Easter time is getting closer, and lots of traditional Easter recipes inundates our homes. We'd love to fill our bowl with some of the sweets that are typical of this period. We wanted to start our Holy Week traditional recipes collection with something that's not quite typical of our borough, but that we learned to love a lot in the last few years, since we started eating them all year round he he. Sorry Britons!
Those buns have many names, Cross Buns, Good Friday Buns, Easter Buns, etc...but their original name is Hot Cross Buns, and the tradition states that they are to be eaten on Good Friday, and are typical of Commonwhealth countries like United Kingdom, Australia, New Zealand and South Africa. They starts to crowd bakeries during Lent, and they are buns filled with currants, and their typical feature is the cross that decorates them.
The cross, symbol of the Crucifixion, has always been related to Christian tradition, but it seems that this feature on the buns comes actually from pagan era, where the crossed buns were used to honour the goddess Eostre, or to represent the four lunar phases. In the United Kingdom, during the reign of Isabel II of England, it was prohibited the sell and the consumption of these buns, with few exceptions admitted: burials, Christmas or Good Friday being amongst them. Lots of legends and superstitions too surround them, for example it is said that they have healing powers. Sharing a Hot Cross Buns with another person guarantee ethernal friendship. It is also said that hanging a Hot Cross Buns on a wall prevents the house from fires, or a ship from shipwrecks.
Today there are many modern varieties of these buns, using the same base but filling it with other kinds of dehydrated fruits or even chocolate. In Czech Republic there is a very similar bun, used in this time of the year too.
Today, we will bring you our own version, where we added to the traditional recipe zested nutmeg and dehydrated pineapple and papaya. We hope you like it!
- 300 ml of milk
- 60 g.of butter
- 500 gr. of flour
- 1 spoonful of salt ( 1 tsp)
- 100 gr. of sugar
- 7 g. of bakery yeast (1 envelope of dehydrated yeast)
- 50 g. aprox. of small minced dehydrated fruits
- 100 g. aprox. of currants
- 1 spoonful of cinnamon ( 1 tsp)
- 1/2 spoonful of zested nutmeg
- Golden Syrup ( 2 spoons)
- water ( 3 spoons)
For the decoration (cross):
- flour ( some 3 spoons approx.)
1º- Put a pot with milk on heat, and let it boil. Retire from heat and wait for it to cool down.
2º- Put the flour, the sugar, the salt, the yeast, the butter and the egg in a bowl. Mix them together, and gently pour the milk. Stir a little bit, until you obtain a sort of sticky mass.
3º- Add the spices now (in my case, the zested nutmeg and the cinnamon), together with the currant and the dehydrated fruits. Keep on stirring, until we obtain a soft and elastic dough. If you see it too sticky, just add some more flour. We can do this part by hand of with a machine.

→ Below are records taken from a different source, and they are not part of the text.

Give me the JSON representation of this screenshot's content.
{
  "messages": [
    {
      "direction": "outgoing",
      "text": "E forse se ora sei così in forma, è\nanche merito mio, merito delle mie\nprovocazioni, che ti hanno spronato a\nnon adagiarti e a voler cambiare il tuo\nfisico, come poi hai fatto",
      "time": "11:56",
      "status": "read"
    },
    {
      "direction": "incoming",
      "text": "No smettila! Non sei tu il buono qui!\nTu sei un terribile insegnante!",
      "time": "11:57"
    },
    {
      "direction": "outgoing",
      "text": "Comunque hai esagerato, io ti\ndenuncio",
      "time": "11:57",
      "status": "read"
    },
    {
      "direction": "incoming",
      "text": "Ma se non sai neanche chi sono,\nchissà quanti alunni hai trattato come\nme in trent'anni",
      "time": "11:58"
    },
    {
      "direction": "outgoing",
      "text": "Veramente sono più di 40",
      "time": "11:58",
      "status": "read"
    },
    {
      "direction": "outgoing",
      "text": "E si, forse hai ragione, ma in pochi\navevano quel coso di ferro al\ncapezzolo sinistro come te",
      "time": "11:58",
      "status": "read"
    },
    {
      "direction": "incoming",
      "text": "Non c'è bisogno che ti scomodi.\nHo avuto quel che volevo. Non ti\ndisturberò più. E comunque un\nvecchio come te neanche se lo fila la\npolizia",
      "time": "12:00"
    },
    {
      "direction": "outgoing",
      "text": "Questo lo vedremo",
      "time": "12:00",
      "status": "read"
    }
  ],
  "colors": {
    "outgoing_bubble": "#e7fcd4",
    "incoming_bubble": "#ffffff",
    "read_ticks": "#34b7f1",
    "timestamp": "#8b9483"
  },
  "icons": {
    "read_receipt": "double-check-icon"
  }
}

4º- Put the dough to rest in a bowl that we previously grassed, and cover it with a plastic wrap. Let it rest for about an hour, or until it doubled its size.5º- Do some little ball with your hands, about the same size each: if you want you can weigh them to be sure. In my case, each ball is some 80 grams each. Put the balls in an oven tray above the cooking paper and let it rest again for another hour. Please be sure that each ball have enough space around him, a couple of inches will be perfect.
6º- After that, put three spoonful of flour in a bowl, and gently add some water until you obtain a sort of cream. Put this cream in a piping bag and decorate the buns with the trademark cross.
7º- Put the tray in the preheated oven at 200°C, for about 20-25 minutes, or until they are golden brown.
8º- To moisten our buns, put the Golden Syrup and some water in a little pot, and put on heat until it melts completely. If we don't have Golden Syrup, we can use honey, some jam or simply water and sugar.
|Charles, Prince of Wales, loves to eat our Hot Cross Buns two by two!|
9º- When the buns are still very hot we paint with the moisture their surface with a cooking brush and...here they are! ;)
We can preserve well the buns in a tin can during 4 or 5 days. If they're not just made, I prefet to warm them up a little bit, since they are to be eaten hot. You can eat them alone, with jam, sandwich-like with ham or salami...that a matter of taste! Whether you followed the tradition or not, they are just excellent! And even if they are typical of Easter time...who can forbid us eating them all year round? Enjoy them!